Gabbi Demo

This repo contains a WSGI application that simultaneously operates as a tool for doing a demo of gabbi and a tutorial for using gabbi as a tool for doing test driven development of an API. By viewing the commit history of the repository you can witness the steps necessary to use gabbi.

Because gabbi was born in the OpenStack universe this demo uses some (but not all) of the Python environment tropes used there (tox, testr, subunit, etc). With luck other demos will come along for other environments.

Tutorial

If you'd like to use this repo as a tutorial the most direct way is to clone it and then inspect the commit log in reverse:

git log --reverse

or

git log -u --reverse

That will tell the story of how the app was built.

The App

The app that was created is a simple API that supports storing and retrieving objects of stuff put in containers. The containers and objects can have names if you provide them or the server can provide a uuid. There is no persistence: data is stored in memory and when the server shuts down stuff is gone. The HTML provided at / provides a list of available URLS. So does the file gdemo/urls.map.

For the sake of transparency, the app does not use an obscuring magical framework. Instead selector will be used for dispatch and WebOb for request object helper methods. This isn't necessarily a best in business setup but it is simple and that's the point.

The Demo

The process used to create the app has resulted in the backend that will be used during a demo to be given at the OpenStack Liberty Summit in Vancouver, May 2015. When the artifacts from that presentation are available they will be linked here.

If you want to run gdemo yourself you need some kind of WSGI server. gunicorn works well. Install it and then from the gdemo repo directory run:
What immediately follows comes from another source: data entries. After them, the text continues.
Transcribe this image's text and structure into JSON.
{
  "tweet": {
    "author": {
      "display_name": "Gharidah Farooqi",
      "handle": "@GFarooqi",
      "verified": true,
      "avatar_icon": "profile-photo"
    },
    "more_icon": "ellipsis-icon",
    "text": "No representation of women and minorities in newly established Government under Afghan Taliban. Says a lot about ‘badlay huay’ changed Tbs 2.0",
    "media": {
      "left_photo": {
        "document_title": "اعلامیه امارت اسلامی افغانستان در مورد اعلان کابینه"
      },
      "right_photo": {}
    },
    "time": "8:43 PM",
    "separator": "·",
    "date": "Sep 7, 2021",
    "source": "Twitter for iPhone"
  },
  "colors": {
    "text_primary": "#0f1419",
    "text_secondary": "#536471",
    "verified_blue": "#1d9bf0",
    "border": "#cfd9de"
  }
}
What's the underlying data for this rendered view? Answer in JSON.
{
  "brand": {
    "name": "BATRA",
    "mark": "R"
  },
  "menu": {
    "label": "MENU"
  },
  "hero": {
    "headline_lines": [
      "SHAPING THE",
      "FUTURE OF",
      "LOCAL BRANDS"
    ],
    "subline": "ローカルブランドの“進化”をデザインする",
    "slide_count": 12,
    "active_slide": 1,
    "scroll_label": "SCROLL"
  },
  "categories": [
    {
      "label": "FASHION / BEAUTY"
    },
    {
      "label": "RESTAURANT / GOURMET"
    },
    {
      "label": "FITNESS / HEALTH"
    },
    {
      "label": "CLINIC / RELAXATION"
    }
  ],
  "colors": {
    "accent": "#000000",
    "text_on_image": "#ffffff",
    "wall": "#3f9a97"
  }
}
gunicorn gdemo

Remember your data is just in RAM!

Contributing

Please use GitHub's issues if you have a problem to report or a suggestion and make a pull request if you've got something you'd like to add or have a bug fix.
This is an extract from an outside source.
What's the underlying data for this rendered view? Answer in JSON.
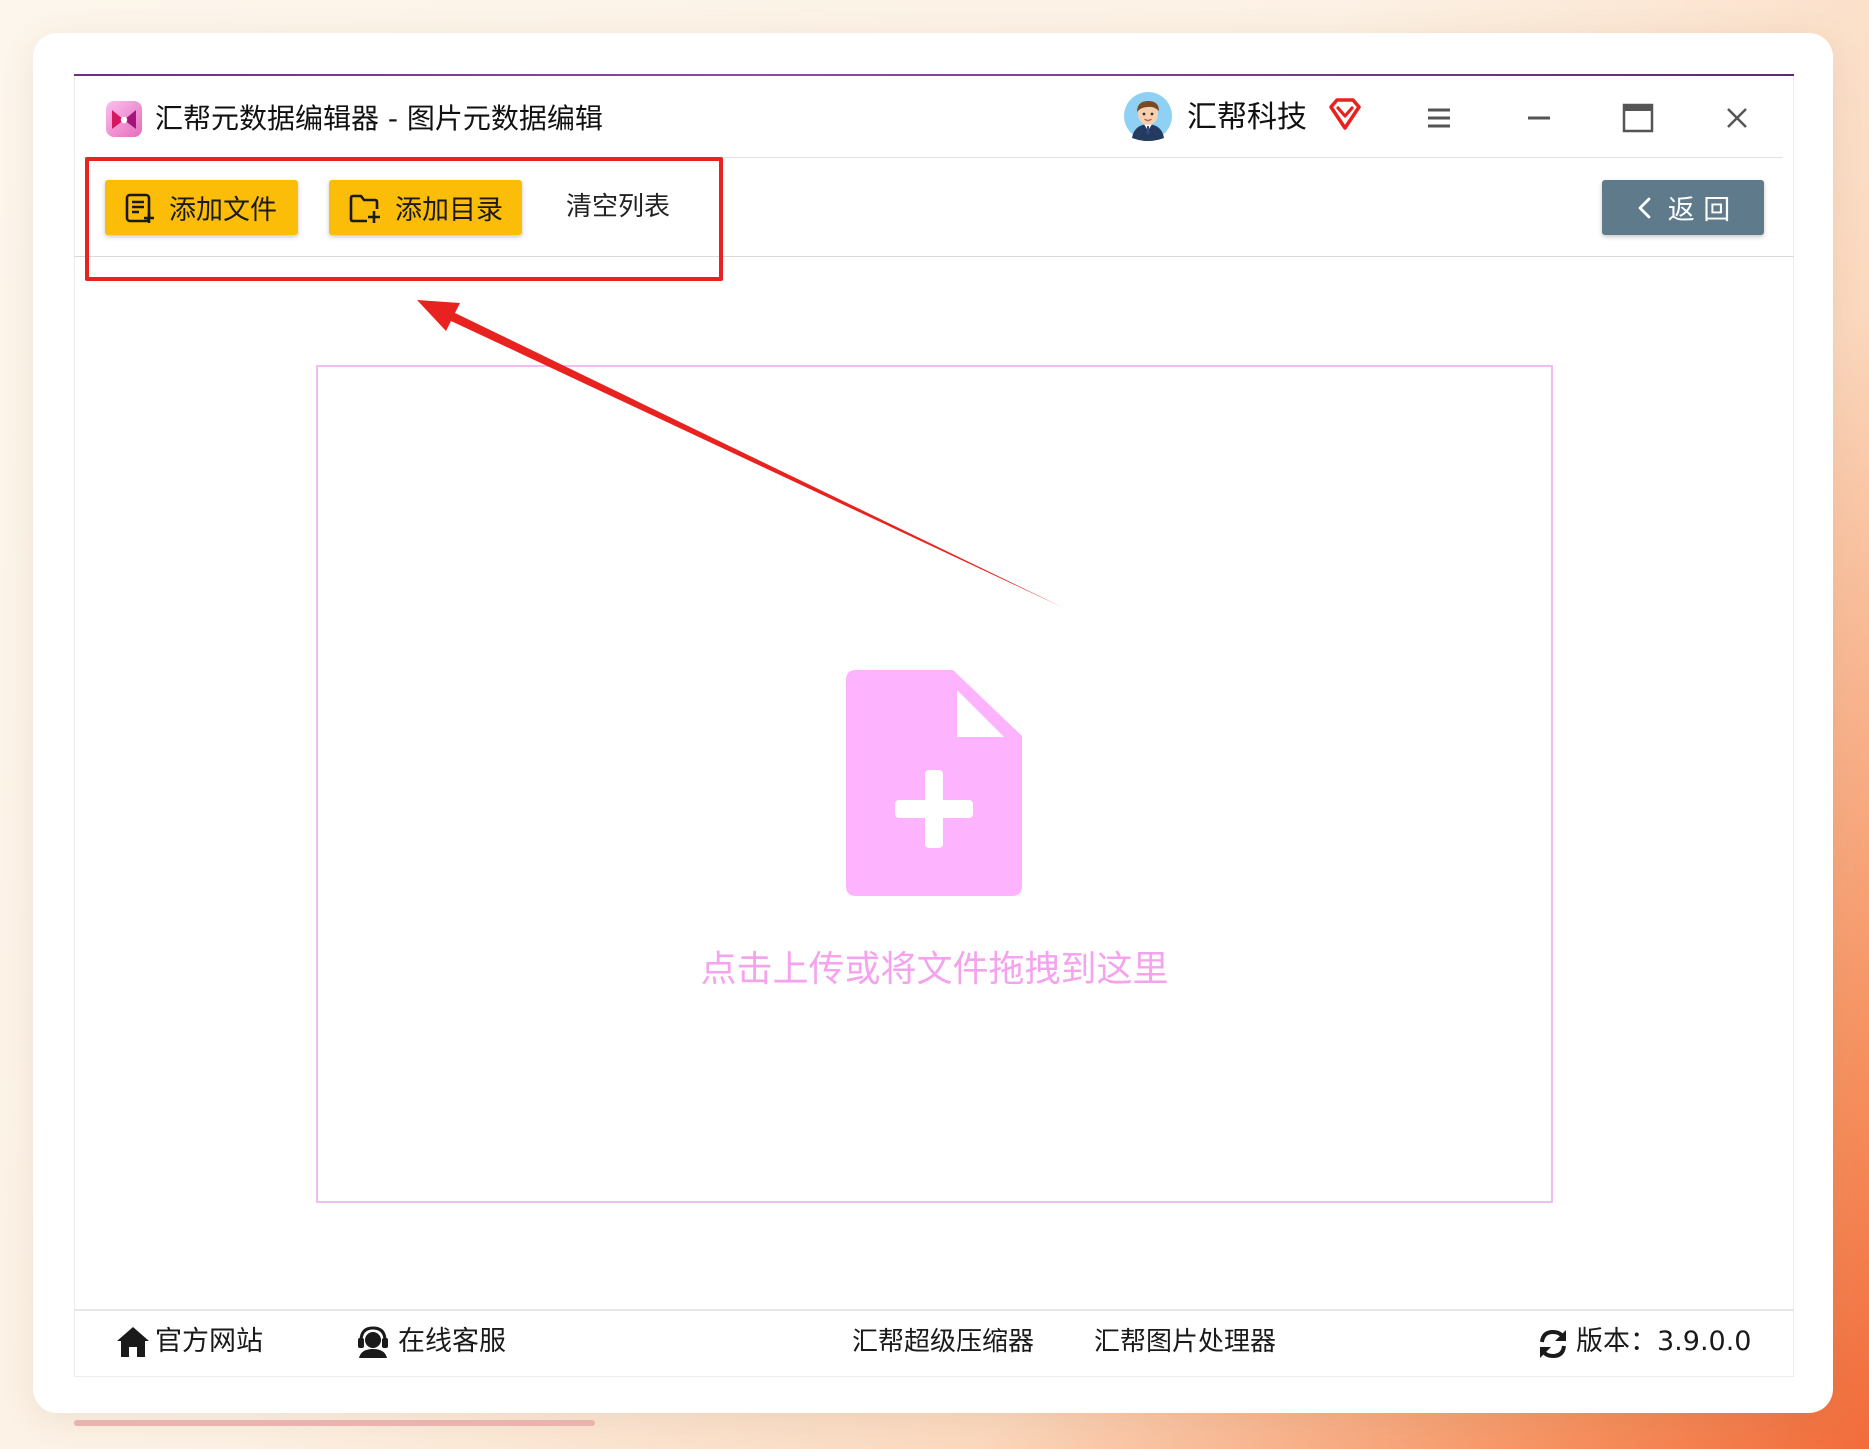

Acknowledgements

Thanks to @FND for relaying the idea of using a git history as a guided learning tool.